Filter the entries for the word "订单明细". Copy each line in which it occurs.

» Material to process

* * * * *

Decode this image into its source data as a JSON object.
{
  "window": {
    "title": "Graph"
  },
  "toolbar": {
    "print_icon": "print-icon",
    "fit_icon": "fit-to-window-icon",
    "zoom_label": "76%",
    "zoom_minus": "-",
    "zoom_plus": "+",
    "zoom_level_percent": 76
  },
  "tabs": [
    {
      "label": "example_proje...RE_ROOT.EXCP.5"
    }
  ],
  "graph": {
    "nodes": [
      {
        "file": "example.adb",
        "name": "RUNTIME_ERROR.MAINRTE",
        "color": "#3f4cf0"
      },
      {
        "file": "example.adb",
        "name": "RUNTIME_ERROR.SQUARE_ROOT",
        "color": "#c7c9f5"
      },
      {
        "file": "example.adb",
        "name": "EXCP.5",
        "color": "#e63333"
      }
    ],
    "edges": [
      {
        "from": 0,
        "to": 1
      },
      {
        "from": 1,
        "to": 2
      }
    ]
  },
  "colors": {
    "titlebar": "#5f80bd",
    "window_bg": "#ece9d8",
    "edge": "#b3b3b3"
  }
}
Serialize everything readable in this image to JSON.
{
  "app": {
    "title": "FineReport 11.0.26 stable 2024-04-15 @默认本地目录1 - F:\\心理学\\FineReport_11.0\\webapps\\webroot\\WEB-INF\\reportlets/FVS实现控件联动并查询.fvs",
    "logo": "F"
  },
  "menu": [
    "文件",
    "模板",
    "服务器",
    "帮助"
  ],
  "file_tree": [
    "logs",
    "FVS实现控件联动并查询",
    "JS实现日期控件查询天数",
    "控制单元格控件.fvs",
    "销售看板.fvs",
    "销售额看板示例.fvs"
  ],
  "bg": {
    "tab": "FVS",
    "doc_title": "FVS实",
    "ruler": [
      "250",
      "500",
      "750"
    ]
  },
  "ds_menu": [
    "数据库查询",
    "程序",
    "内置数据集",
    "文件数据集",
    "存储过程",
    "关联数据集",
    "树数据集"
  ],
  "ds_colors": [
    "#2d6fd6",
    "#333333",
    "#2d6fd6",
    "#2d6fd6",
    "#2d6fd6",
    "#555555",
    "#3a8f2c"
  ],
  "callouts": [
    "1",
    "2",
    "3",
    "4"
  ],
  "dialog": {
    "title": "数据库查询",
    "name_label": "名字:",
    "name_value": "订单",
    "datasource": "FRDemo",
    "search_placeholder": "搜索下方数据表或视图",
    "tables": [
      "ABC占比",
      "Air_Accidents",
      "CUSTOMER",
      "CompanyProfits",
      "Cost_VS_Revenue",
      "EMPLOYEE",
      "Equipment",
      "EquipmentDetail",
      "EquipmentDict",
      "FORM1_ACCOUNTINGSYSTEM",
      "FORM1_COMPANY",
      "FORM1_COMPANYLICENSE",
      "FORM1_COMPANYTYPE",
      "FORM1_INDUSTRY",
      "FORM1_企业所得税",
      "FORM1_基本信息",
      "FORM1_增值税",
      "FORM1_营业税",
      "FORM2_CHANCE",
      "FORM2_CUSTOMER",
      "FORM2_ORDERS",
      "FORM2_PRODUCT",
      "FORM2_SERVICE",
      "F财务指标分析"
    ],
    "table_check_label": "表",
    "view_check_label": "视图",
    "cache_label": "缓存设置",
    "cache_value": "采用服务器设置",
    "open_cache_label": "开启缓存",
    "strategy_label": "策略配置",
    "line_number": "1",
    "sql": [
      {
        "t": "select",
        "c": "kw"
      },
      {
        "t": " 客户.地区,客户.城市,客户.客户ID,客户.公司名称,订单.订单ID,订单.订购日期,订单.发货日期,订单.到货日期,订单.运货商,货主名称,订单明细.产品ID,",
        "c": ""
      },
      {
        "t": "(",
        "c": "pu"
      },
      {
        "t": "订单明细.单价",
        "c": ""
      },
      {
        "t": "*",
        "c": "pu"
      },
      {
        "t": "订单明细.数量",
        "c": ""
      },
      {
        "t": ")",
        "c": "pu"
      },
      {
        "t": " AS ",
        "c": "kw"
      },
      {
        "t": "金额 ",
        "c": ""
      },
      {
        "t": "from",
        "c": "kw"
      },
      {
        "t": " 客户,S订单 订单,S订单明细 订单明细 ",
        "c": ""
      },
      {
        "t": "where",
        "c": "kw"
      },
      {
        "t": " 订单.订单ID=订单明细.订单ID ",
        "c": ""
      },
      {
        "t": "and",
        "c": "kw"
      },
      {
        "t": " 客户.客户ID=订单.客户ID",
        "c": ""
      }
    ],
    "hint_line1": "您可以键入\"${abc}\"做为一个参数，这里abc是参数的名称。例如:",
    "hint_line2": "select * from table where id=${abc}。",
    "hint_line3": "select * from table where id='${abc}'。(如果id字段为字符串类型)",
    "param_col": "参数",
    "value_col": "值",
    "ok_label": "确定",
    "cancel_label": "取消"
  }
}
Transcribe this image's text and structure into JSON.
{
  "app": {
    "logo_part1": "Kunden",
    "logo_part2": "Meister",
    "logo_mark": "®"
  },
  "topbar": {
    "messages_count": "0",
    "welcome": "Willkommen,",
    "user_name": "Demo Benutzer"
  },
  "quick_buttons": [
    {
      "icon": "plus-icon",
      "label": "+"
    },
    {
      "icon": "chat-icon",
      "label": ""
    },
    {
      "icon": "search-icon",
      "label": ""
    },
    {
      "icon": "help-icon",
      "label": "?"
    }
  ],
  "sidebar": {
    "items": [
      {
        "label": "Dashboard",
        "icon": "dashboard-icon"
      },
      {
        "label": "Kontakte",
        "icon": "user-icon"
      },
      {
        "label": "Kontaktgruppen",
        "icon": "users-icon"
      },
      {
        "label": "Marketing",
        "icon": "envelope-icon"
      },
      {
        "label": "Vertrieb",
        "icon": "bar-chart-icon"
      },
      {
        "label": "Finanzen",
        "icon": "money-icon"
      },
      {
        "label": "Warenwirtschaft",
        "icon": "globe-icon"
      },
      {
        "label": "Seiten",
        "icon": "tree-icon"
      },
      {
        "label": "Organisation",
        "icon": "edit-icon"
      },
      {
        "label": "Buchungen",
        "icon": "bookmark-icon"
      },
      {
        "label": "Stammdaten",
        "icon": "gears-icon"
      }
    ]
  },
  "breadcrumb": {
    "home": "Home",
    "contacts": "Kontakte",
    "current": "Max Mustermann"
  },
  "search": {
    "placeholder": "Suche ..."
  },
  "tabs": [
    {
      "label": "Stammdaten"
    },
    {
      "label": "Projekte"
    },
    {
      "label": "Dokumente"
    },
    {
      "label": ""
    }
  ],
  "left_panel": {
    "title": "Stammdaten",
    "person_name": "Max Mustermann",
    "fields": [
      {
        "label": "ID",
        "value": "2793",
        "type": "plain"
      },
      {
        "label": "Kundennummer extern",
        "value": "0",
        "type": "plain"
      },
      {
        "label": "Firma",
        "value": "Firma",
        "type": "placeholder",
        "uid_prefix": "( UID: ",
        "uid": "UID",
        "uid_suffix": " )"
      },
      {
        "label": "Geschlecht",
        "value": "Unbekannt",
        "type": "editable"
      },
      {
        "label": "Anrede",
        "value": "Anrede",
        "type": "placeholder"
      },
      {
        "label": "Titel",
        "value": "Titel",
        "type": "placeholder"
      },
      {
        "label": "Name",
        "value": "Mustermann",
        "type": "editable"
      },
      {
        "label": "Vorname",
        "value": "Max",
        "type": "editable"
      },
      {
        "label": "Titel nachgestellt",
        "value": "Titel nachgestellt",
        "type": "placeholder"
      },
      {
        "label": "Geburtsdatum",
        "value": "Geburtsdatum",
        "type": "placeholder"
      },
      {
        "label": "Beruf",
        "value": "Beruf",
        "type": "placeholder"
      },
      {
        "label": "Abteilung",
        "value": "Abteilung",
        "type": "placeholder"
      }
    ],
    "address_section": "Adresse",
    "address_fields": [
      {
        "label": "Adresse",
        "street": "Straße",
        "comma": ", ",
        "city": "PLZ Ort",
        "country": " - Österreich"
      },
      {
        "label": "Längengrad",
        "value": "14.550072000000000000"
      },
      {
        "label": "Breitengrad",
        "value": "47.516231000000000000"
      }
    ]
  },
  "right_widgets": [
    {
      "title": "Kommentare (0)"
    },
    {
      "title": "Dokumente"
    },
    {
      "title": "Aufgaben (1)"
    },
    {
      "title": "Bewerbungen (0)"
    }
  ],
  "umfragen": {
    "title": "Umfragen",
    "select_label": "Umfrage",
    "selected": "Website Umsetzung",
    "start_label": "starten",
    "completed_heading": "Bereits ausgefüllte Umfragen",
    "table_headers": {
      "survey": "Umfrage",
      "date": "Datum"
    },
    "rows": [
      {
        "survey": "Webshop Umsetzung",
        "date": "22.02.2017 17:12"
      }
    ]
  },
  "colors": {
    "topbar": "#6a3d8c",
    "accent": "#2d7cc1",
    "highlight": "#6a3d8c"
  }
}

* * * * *

» Answer to this problem
        "t": " 客户.地区,客户.城市,客户.客户ID,客户.公司名称,订单.订单ID,订单.订购日期,订单.发货日期,订单.到货日期,订单.运货商,货主名称,订单明细.产品ID,",
        "t": "订单明细.单价",
        "t": "订单明细.数量",
        "t": " 客户,S订单 订单,S订单明细 订单明细 ",
        "t": " 订单.订单ID=订单明细.订单ID ",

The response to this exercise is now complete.